◆ ACTION ITEM ◆
Going through the data below, please show each line containing the string "changed".
(DATASET RECORDS begins)
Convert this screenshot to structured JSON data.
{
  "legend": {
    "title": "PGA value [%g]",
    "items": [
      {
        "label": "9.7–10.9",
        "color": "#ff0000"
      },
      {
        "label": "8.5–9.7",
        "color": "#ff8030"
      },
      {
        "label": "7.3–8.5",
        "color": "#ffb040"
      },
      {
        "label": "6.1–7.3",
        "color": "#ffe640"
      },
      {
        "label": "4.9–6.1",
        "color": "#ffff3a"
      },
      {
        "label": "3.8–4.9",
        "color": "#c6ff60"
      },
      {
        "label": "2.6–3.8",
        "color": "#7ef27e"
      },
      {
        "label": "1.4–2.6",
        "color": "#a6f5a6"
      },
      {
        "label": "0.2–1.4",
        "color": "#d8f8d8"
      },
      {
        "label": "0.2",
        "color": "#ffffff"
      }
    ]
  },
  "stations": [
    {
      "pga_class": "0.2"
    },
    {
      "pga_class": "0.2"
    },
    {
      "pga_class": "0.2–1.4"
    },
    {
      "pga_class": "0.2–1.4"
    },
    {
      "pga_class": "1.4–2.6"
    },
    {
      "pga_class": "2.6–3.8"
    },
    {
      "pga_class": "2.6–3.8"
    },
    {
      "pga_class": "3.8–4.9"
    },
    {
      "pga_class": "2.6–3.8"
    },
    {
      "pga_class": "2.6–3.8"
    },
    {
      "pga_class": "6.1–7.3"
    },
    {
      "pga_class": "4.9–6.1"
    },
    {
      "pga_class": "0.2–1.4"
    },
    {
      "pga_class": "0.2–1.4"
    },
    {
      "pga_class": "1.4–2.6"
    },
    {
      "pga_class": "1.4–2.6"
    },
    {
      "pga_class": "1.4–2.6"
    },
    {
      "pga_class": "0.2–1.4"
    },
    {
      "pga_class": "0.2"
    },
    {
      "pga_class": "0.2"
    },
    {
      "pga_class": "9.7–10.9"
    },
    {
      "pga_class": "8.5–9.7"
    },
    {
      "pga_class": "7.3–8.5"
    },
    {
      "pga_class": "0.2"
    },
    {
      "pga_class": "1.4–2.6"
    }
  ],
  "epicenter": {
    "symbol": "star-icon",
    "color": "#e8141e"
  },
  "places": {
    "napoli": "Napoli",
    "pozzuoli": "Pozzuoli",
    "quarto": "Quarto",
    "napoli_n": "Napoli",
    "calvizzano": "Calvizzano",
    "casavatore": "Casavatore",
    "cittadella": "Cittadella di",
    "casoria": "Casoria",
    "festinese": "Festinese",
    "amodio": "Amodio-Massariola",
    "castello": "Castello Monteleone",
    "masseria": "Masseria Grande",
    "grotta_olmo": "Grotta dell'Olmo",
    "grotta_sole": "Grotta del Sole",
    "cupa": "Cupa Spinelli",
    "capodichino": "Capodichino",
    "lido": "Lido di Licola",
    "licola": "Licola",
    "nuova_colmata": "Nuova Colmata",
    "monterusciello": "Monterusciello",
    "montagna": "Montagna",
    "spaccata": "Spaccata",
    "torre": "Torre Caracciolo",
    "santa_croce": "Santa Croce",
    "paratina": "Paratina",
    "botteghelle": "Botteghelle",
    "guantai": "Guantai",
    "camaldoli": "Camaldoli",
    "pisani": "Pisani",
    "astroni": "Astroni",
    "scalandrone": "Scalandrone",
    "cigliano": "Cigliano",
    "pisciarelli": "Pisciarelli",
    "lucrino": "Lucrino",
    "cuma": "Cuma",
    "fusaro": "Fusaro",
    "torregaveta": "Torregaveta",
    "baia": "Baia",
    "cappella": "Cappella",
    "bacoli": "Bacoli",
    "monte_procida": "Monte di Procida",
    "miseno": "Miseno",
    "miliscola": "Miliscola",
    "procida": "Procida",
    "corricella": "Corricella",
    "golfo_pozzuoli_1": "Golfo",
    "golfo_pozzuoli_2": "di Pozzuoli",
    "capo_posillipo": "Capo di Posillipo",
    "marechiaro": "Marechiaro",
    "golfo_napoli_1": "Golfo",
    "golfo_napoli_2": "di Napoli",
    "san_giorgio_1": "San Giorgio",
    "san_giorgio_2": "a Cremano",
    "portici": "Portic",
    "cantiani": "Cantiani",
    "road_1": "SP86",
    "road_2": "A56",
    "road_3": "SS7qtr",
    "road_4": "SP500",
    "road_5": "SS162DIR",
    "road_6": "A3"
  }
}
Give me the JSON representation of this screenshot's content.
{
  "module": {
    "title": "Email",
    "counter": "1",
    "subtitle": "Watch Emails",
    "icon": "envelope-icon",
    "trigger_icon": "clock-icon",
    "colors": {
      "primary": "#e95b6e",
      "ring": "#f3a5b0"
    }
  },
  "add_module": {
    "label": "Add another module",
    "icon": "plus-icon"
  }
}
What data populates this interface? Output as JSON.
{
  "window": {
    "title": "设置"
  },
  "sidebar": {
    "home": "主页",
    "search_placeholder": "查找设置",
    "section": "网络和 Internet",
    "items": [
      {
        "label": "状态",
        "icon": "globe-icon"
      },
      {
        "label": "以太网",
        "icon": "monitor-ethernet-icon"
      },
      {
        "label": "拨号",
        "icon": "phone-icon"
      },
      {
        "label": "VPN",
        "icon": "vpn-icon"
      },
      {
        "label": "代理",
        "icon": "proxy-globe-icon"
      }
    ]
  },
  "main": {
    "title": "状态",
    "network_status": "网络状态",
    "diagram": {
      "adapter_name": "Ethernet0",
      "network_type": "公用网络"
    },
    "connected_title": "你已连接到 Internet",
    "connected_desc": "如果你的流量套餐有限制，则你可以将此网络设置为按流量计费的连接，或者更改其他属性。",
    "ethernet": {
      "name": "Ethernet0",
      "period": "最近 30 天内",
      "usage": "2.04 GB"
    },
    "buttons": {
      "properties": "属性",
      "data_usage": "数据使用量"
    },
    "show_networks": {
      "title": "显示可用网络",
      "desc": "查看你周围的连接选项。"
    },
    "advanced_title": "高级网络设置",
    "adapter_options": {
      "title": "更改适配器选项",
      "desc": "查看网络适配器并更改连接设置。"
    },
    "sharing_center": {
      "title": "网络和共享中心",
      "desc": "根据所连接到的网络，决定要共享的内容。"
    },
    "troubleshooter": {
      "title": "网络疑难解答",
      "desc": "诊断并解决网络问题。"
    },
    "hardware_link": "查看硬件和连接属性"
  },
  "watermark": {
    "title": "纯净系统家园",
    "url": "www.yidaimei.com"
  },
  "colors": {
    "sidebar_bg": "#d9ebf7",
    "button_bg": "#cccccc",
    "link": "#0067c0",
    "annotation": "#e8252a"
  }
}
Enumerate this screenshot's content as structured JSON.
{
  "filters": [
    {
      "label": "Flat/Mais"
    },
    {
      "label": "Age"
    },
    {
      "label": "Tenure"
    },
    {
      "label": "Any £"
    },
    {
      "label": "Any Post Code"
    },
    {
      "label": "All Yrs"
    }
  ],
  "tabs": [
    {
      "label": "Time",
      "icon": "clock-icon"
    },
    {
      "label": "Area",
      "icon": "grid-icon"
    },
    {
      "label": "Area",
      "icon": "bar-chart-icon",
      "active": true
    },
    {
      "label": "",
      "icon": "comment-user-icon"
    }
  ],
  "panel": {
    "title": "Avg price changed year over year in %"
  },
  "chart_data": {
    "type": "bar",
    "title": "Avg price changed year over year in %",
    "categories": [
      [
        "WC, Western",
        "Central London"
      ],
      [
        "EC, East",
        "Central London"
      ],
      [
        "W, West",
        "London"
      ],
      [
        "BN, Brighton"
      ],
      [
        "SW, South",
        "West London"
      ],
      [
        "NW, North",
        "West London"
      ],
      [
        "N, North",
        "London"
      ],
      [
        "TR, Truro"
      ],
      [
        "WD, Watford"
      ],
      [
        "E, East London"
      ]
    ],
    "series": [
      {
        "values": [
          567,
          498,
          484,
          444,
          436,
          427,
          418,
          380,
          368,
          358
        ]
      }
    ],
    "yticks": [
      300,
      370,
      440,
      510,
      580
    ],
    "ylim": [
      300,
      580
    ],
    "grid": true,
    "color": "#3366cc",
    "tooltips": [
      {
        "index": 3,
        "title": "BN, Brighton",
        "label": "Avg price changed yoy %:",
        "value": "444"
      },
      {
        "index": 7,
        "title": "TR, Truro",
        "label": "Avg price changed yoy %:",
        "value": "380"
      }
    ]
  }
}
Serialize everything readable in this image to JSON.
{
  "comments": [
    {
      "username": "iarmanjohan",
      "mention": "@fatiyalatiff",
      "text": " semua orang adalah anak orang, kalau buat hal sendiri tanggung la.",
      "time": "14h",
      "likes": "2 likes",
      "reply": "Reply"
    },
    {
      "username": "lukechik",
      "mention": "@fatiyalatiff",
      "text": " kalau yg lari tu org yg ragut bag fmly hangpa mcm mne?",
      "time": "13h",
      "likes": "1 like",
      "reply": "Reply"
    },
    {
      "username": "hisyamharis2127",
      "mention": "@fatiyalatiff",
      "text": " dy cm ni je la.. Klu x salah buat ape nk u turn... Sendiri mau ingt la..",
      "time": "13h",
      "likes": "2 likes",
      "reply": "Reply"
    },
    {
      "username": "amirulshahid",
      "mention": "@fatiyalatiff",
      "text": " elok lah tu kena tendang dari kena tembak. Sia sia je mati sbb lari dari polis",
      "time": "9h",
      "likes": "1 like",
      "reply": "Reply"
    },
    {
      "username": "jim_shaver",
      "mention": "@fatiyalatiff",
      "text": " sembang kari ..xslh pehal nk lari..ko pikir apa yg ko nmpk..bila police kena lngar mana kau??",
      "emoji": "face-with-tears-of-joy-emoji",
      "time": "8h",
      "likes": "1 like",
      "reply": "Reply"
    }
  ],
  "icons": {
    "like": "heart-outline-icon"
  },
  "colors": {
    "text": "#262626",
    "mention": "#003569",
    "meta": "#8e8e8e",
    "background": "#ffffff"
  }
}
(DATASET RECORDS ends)
◆ ANSWER SECTION ◆
    "title": "Avg price changed year over year in %"
    "title": "Avg price changed year over year in %",
        "label": "Avg price changed yoy %:",
        "label": "Avg price changed yoy %:",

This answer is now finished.